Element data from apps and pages
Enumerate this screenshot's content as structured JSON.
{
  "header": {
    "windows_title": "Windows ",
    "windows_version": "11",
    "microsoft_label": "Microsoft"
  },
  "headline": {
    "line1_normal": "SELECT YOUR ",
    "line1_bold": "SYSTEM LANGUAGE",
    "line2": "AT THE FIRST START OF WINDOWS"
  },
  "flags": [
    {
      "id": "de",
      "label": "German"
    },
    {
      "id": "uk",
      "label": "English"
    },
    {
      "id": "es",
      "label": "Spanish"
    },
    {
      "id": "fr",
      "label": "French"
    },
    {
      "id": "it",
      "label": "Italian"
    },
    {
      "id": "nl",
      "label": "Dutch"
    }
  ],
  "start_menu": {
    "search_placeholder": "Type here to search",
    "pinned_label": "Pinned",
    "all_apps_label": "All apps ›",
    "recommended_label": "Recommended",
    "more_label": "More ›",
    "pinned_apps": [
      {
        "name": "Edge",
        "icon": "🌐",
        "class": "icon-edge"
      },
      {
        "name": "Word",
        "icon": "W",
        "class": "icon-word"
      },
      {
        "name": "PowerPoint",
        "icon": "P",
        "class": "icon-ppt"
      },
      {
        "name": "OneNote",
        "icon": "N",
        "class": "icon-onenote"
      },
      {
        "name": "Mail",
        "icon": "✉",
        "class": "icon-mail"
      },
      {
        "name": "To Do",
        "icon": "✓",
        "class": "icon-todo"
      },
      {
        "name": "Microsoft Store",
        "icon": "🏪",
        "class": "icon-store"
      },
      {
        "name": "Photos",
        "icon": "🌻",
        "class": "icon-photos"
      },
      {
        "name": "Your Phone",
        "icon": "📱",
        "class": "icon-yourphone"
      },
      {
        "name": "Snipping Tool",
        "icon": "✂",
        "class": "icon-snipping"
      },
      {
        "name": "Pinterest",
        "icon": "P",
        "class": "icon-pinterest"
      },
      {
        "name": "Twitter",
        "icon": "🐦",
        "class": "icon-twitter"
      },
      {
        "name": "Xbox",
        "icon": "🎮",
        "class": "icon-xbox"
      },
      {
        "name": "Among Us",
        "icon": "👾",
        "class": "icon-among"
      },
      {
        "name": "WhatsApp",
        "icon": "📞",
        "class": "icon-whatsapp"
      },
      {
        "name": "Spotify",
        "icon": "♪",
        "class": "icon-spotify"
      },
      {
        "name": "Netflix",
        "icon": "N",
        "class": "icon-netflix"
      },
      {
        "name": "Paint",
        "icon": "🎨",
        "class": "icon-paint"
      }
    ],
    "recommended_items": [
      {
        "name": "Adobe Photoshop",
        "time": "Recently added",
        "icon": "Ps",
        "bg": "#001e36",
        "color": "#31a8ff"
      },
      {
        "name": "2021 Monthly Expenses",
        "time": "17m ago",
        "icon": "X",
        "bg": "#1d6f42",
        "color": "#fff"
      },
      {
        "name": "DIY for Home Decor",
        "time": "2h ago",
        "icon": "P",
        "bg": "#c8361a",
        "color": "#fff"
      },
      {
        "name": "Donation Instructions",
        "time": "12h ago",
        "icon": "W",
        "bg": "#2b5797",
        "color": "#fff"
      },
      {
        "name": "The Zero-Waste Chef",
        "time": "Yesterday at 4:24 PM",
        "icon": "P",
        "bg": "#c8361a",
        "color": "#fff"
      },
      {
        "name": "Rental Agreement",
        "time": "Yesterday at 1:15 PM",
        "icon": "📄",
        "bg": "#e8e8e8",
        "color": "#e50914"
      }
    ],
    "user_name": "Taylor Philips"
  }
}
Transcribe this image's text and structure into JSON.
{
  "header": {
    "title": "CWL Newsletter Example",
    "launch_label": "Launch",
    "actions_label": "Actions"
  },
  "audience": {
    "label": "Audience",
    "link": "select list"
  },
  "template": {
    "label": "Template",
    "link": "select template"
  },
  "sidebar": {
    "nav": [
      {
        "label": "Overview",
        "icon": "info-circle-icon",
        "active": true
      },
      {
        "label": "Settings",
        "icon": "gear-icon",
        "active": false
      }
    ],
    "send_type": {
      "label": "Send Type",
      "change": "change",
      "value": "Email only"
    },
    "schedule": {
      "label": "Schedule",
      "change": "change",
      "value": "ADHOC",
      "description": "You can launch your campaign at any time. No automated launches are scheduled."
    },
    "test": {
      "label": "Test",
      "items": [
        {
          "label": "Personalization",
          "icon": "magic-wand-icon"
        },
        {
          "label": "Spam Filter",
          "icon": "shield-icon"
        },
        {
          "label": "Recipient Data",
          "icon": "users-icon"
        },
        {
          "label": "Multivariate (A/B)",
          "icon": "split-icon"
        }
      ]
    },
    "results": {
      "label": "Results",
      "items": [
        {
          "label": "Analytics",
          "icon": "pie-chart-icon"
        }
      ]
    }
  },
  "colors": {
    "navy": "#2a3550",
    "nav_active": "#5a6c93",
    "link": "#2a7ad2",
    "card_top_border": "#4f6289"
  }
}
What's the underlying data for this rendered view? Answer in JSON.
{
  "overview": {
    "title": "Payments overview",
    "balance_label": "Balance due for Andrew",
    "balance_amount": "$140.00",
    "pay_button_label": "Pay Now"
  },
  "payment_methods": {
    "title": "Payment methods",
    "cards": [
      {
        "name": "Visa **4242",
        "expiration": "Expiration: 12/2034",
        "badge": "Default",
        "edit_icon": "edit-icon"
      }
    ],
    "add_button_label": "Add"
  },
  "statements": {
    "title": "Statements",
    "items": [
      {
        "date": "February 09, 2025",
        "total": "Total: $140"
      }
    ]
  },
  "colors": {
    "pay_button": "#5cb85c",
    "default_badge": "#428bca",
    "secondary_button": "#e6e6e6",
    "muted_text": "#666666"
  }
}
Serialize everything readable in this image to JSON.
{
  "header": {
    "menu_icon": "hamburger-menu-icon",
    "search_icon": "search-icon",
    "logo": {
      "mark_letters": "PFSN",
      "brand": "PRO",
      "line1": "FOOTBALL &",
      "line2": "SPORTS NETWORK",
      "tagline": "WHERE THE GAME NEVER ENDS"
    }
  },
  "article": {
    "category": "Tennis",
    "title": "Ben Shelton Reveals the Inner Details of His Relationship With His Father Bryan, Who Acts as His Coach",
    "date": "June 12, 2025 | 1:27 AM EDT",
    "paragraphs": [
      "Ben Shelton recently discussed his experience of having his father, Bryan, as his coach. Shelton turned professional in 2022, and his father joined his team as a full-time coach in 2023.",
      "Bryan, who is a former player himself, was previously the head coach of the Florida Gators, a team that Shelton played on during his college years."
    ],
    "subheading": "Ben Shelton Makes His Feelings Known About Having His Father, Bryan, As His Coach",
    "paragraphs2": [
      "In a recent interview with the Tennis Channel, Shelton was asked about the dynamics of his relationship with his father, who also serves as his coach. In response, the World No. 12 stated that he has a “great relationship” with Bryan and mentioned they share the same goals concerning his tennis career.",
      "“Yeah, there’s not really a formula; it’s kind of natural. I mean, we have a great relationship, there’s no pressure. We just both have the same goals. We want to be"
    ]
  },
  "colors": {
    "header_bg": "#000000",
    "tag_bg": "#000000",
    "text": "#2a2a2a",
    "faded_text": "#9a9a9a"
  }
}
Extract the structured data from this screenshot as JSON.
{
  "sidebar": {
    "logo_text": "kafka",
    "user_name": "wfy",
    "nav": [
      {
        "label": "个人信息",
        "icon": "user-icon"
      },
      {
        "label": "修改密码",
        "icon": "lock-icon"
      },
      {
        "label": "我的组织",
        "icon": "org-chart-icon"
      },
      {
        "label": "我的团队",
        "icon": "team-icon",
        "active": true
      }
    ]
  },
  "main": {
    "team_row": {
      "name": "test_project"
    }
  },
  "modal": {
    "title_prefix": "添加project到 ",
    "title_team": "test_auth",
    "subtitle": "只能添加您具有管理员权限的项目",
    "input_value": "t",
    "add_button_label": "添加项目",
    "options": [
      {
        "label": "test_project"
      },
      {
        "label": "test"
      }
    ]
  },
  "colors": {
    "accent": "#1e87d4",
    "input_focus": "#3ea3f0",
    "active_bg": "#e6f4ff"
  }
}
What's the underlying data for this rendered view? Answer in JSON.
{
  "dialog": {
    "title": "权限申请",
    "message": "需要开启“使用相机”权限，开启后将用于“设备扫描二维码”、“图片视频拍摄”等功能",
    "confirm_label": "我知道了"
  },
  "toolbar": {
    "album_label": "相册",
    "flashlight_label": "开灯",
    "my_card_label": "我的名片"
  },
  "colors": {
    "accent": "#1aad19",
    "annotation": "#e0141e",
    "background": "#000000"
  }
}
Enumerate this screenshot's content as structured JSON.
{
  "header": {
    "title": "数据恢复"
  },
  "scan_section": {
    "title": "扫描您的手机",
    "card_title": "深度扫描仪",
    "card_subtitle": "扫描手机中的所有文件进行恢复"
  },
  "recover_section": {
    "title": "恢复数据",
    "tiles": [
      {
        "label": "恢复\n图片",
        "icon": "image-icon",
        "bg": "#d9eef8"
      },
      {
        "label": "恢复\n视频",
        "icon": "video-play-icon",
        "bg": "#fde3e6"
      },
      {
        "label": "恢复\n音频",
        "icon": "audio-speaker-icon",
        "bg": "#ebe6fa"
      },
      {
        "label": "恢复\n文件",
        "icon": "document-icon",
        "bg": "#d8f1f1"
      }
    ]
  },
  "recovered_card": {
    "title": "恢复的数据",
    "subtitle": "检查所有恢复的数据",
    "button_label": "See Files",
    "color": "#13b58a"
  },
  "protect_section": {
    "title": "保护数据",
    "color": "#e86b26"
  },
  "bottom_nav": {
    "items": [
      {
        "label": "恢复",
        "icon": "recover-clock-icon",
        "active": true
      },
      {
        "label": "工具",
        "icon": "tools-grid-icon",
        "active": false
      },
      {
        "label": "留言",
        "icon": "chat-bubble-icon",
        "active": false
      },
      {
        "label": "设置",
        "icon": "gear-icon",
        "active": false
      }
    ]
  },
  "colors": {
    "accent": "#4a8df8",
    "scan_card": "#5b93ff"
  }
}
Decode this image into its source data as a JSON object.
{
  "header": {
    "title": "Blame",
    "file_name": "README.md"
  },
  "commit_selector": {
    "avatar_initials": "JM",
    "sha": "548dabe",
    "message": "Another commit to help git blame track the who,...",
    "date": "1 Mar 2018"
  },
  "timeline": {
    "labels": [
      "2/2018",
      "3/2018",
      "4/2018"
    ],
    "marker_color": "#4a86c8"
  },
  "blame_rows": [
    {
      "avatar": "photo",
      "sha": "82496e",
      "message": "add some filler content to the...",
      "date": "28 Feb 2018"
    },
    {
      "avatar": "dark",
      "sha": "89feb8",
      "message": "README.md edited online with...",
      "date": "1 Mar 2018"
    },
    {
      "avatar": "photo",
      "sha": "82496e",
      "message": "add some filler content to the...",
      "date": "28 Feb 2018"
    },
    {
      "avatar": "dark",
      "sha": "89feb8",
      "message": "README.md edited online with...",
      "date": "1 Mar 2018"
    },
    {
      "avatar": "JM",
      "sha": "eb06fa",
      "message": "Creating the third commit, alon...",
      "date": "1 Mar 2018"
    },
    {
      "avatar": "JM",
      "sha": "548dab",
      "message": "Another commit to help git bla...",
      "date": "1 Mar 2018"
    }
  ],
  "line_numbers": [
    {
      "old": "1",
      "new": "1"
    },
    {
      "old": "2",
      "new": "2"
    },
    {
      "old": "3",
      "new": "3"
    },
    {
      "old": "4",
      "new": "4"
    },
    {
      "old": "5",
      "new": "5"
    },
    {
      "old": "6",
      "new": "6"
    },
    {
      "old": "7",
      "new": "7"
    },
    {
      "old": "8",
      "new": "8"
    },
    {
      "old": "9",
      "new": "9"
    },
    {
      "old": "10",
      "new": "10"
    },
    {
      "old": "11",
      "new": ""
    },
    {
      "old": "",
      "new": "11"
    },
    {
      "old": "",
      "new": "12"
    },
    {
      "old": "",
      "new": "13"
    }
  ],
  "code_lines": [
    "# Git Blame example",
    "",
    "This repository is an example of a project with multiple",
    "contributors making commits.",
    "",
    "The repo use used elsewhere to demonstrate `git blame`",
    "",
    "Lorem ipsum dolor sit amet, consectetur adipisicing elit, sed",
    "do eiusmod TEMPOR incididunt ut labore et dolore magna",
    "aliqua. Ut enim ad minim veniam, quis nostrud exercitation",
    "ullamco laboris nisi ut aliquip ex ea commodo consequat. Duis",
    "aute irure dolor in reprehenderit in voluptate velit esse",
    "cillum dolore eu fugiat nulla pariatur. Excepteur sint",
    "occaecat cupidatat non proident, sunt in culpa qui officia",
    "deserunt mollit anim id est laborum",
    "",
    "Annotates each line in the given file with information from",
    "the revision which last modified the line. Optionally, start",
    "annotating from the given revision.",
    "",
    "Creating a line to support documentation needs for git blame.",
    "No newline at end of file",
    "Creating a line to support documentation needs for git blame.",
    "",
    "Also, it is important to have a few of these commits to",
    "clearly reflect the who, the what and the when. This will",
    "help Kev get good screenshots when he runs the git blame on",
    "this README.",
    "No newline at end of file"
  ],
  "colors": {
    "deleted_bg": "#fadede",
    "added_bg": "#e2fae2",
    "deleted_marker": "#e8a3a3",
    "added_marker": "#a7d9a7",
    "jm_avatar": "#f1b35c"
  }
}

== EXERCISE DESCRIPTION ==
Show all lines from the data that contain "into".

== WRITTEN RESPONSE ==
Transcribe this image's text and structure into JSON.
Decode this image into its source data as a JSON object.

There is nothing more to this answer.